Aug 20, 1992FPAYFee payment
Year of fee payment: 4
Jun 5, 1990CCCertificate of correction
Jan 20, 1987ASAssignment
Owner name: AMERICAN TELEPHONE AND TELEGRAPH COMPANY, 550 MADI
Free format text: ASSIGNMENT OF ASSIGNORS INTEREST.;ASSIGNORS:CHANG, SHIH-JEH;EMERY, RICHARD T.;HAKIM, SHAFIK J.;AND OTHERS;REEL/FRAME:004661/0590;SIGNING DATES FROM 19870109 TO 19870116
Owner name: BELL TELEPHONE LABORATORIES, INCORPORATED, 600 MOU
Free format text: ASSIGNMENT OF ASSIGNORS INTEREST;ASSIGNORS:CHANG, SHIH-JEH;EMERY, RICHARD T.;HAKIM, SHAFIK J. AND OTHERS;SIGNED BETWEEN 19870109 AND 19870116;REEL/FRAME:4661/590
Owner name: BELL TELEPHONE LABORATORIES, INCORPORATED, A CORP.
Owner name: AMERICAN TELEPHONE AND TELEGRAPH COMPANY, A CORP.

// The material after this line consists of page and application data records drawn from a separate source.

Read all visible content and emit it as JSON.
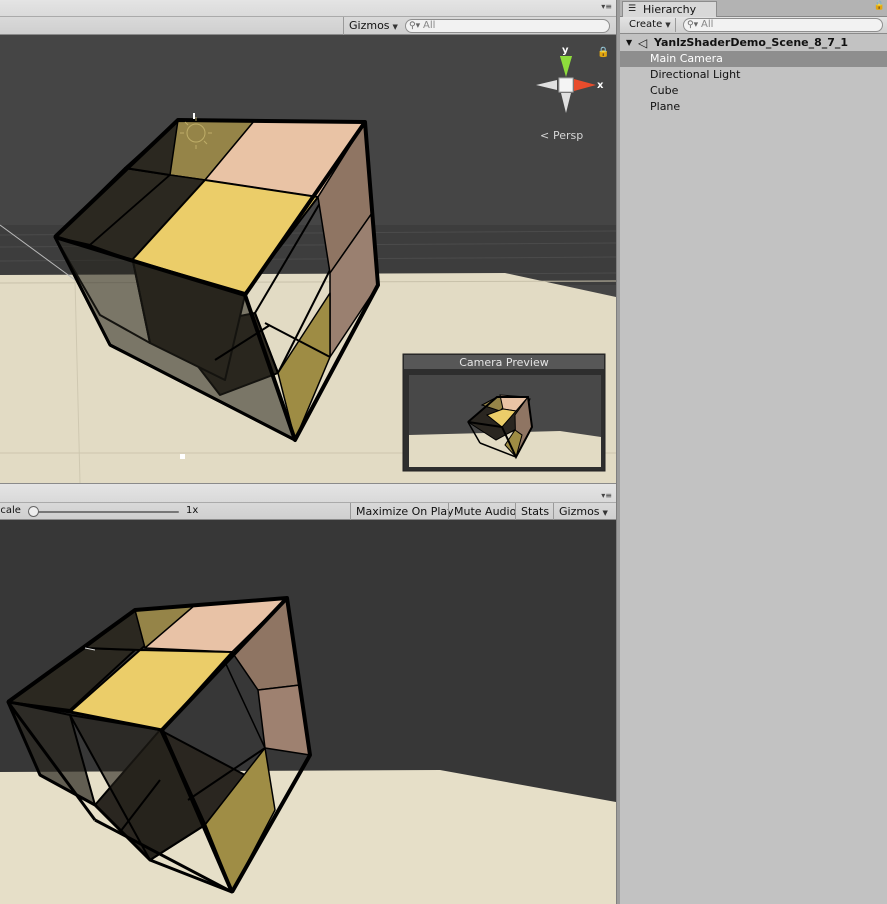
{
  "scene_view": {
    "gizmos_label": "Gizmos",
    "search_placeholder": "All",
    "persp_label": "Persp",
    "axis_y": "y",
    "axis_x": "x",
    "camera_preview_title": "Camera Preview"
  },
  "game_view": {
    "scale_label": "Scale",
    "scale_value": "1x",
    "scale_fraction": 0.0,
    "buttons": [
      "Maximize On Play",
      "Mute Audio",
      "Stats",
      "Gizmos"
    ]
  },
  "hierarchy": {
    "tab_label": "Hierarchy",
    "create_label": "Create",
    "search_placeholder": "All",
    "scene_name": "YanlzShaderDemo_Scene_8_7_1",
    "items": [
      {
        "label": "Main Camera",
        "selected": true
      },
      {
        "label": "Directional Light",
        "selected": false
      },
      {
        "label": "Cube",
        "selected": false
      },
      {
        "label": "Plane",
        "selected": false
      }
    ]
  },
  "colors": {
    "sky": "#464646",
    "floor": "#e3dcc6",
    "cube_top": "#ebcd6a",
    "cube_peach": "#e8c2a6",
    "cube_olive": "#9b8c4a",
    "cube_dark": "#2a2620",
    "selection": "#8e8e8e"
  }
}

Free format text: ASSIGNMENT OF ASSIGNORS INTEREST;ASSIGNORS:CHANG, SHIH-JEH;EMERY, RICHARD T.;HAKIM, SHAFIK J.;AND OTHERS;SIGNING DATES FROM 19870109 TO 19870116;REEL/FRAME:004661/0590